Local vets Dr James Wiest from Paso Robles Veterinary Medical Clinic and Dr Michael Ramos from El Camino Veterinary Hospital have said that there are actually two strains of the canine flu virus: H3N8 and H3N2.
Wiest said his clinic had not seen a case of canine flu for a few years. Ramos said his veterinary hospital had seen three confirmed cases in the past month and 20 to 25 suspected cases. “Normally we don’t see this disease here,” Ramos said. Both vets said canine flu is most commonly seen in dogs that have been boarded, in dog day care centers, in dog parks, or in other situations where dogs come in close contact with other dogs.
“This disease is endemic in the Los Angeles area,” Ramos said. Wiest said, “We are on the travel corridor between Los Angeles and the Bay Area, although few cases are reported up there.” Visitors from outside the region who travel with their dogs visit beaches, dog parks, walk their dogs and sometimes breed locally. A friendly sniff between an uninfected dog and an infected dog might be enough.
“If your dog has been in contact with other dogs, keep an eye out for symptoms,” Wiest said. “We don’t see a lot of cases here because we’re not as densely populated as Southern California or the Bay Area and South Bay areas.”
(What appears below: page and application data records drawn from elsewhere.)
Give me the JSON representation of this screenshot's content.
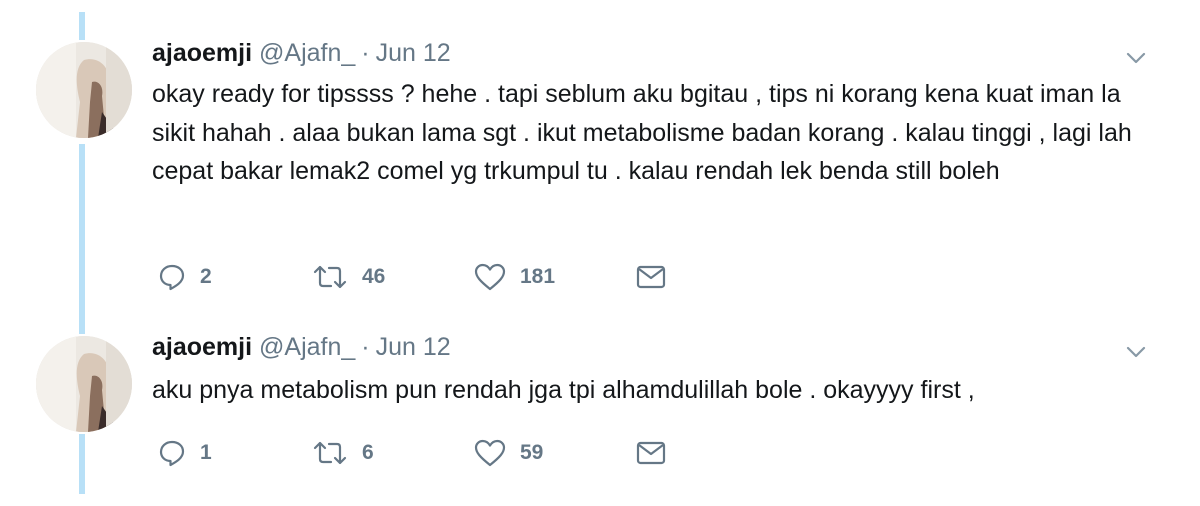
{
  "colors": {
    "thread_line": "#b8e0f7",
    "text": "#14171a",
    "secondary": "#657786"
  },
  "tweets": [
    {
      "display_name": "ajaoemji",
      "handle": "@Ajafn_",
      "separator": "·",
      "date": "Jun 12",
      "text": "okay ready for tipssss ? hehe . tapi seblum aku bgitau , tips ni korang kena kuat iman la sikit hahah . alaa bukan lama sgt . ikut metabolisme badan korang . kalau tinggi , lagi lah cepat bakar lemak2 comel yg trkumpul tu . kalau rendah lek benda still boleh",
      "replies": "2",
      "retweets": "46",
      "likes": "181",
      "icons": [
        "reply-icon",
        "retweet-icon",
        "like-icon",
        "message-icon",
        "chevron-down-icon"
      ]
    },
    {
      "display_name": "ajaoemji",
      "handle": "@Ajafn_",
      "separator": "·",
      "date": "Jun 12",
      "text": "aku pnya metabolism pun rendah jga tpi alhamdulillah bole . okayyyy first ,",
      "replies": "1",
      "retweets": "6",
      "likes": "59",
      "icons": [
        "reply-icon",
        "retweet-icon",
        "like-icon",
        "message-icon",
        "chevron-down-icon"
      ]
    }
  ]
}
Dogs that have contracted canine flu show symptoms within approximately 14 days of contact with an infected dog. Symptoms include:
- Loss of appetite
- Runny nose
Some dogs may show only a few symptoms or none at all. “Most dogs recover,” Ramos said. “Those who usually don’t have underlying health issues. A visit to the vet is a good precaution any time your dog seems to be a little deviated from his normal behavior.
“It is a recommended precaution to have your dogs vaccinated against viruses,” said Wiest, “especially if you are going to be keeping a kennel or taking your dog to the beach or to dog parks.” Ramos said he was sure to request the bivalent H3N8 / H3N2 vaccine.
An infected dog can only be vaccinated 28 days after the last clinical sign. But healthy dogs can be vaccinated anytime, and especially before spending time in the daycare or kennel. “Some local kennels are starting to require the vaccine,” Ramos said.
The vaccine is given in two doses, with the second booster dose following the first two to four weeks. If you plan to travel with your dog or board him while you are away, contact your vet to start the vaccine as soon as possible.
Additional resources for more information besides local vets are: